- The length of the facing. I found it too long at the side seam (even as the neck was too high). I know - whack. This is possibly because the interfacing altered the drape of the fabric and altered the way it eases over the bust. As I fit and sewed, I ended up removing 2 inches of its length, where it meets the side-seams. I suspect the need to do this will depend on the fabric used so I won't alter the facing length out of the pattern.
- The way the back piece attaches to the neck unit is totally weird and it's as if the pieces aren't meant to go together. Instead of being curves that attach, the attachment is with a series of right angles. Hard to explain. And just as hard to sew.
- I was gonna say, the way the surplice piece attaches at the underarm seam but that could backfire on me. :-) What I do know is that at least one side of the surplice (the one that goes underneath) is supposed to attach at the underarm - that much I'm sure of. I didn't like this. It was very bulky over the thickest part of my chest. So I lowered it - as I did the surplice panel at the other side seam.
- The facing?! Did I say I hate facing? The only reason why I'll let it go here is that, presumably - were I to have left off the fusible interfacing on the facing, it would have draped better and looked less like a facing and more like an extension of the front side of the neckline.
- I finally decided to figure out some of the more fancy features of my serger. In this instance, ruching/gathering. Seriously, it is SO not hard. Essentially, using 4-spools of thread and a longish stitch length, you crank up the differential feed to the highest number (2) and the thing takes care of itself. It took me about half an hour of experimenting with my fabric to determine how I wanted to proceed (with clear elastic to hold the gather, rather than without). Without clear elastic, potentially, one must pull on threads to redistribute the gather - like one does with a regular machine. Note: should you decide to avoid clear elastic, the serger still makes it easier to use the thread-pull gathering method, than a regular machine, and and it maintains the initial gathers better, those created without thread pulling and by the differential feed action). I now realize that, with the serger, I could have done all of my gathering at the last stage of the project, when sewing up the three-layers of side seam fabric, by switching from regular serging to gather-setting serging (at which point I'd feed my clear elastic into the little groove), and then back to regular serging all on the same seam.
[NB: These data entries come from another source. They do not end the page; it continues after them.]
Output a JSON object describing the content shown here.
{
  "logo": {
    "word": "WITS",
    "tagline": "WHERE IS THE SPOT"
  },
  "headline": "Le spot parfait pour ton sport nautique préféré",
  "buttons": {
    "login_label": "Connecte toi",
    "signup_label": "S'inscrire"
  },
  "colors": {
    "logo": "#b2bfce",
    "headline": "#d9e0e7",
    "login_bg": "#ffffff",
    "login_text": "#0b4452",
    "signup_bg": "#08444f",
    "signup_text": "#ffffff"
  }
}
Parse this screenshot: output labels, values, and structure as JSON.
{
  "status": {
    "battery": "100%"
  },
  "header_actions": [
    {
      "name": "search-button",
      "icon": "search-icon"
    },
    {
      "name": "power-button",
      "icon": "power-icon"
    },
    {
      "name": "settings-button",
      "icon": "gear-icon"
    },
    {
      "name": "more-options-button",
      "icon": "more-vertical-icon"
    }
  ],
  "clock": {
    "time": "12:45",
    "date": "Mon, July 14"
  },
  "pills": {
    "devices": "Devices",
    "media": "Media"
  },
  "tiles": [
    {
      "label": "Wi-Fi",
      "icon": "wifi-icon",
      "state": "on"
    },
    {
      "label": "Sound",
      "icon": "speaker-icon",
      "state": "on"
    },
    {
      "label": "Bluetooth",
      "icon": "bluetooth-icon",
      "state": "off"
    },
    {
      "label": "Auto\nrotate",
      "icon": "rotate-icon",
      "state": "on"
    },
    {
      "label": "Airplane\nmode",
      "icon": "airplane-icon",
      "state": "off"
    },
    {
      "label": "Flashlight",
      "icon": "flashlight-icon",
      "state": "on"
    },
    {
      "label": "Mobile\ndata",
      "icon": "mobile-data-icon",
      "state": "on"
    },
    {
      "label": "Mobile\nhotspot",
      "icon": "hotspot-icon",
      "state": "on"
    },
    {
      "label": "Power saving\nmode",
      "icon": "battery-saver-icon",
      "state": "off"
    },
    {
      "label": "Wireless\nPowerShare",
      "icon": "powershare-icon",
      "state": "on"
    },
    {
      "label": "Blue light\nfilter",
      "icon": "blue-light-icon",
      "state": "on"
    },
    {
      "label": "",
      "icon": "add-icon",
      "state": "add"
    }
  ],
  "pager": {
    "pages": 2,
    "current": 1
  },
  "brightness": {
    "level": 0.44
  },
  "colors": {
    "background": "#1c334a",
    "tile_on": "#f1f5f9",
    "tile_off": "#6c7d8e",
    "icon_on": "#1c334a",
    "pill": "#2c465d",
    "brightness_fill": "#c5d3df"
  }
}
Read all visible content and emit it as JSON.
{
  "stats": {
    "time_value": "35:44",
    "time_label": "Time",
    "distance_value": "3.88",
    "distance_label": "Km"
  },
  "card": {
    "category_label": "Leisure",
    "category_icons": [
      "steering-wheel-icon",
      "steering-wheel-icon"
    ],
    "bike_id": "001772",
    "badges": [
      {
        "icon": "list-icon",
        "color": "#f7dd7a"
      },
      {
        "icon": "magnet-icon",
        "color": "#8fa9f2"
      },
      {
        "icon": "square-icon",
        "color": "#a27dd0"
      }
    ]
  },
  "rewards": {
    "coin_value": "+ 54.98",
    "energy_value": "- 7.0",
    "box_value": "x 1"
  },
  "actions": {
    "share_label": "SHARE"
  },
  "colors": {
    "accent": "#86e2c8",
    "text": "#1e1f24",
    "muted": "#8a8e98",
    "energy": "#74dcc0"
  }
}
It's a bit finicky and it takes courage, but it's totally possible. Keep in mind, I serged the side seams after basting them together! Don't just start hacking away at your fabric with a serger before establishing that the seams align.
- If you intend to work with clear elastic (which, admittedly, is not what the pattern calls for but which is the best material to a) gather the sides and b) stabilize the armholes, especially if you're doing the sleeveless version, then doing it with a regular machine is a nightmare.
- This is one of those patterns that really is bound to look homemade on the wrong side, without a serger. There are lots of layers atop one another. There are facings. There are strings for gathering (or else clear elastic). I mean, it'll look nice from the front, but the inside runs the risk of being untidy. And, without a serger, the likelihood is that your straight stitches might skip or inadequately hold the fabric. There's a lot of stress on a lot of seams and I think a serger will contain everything much more securely.
Will I make this again? Yes, next weekend, likely. If it works, great. If not, I gave it a good try and learned a lot about my serger, sewing with knits, surplice tops and clear elastic.
So, today's questions: Have you made V8790? Did you find the instructions challenging? Did the top fit you nicely? Did you alter it in any way? Let's talk!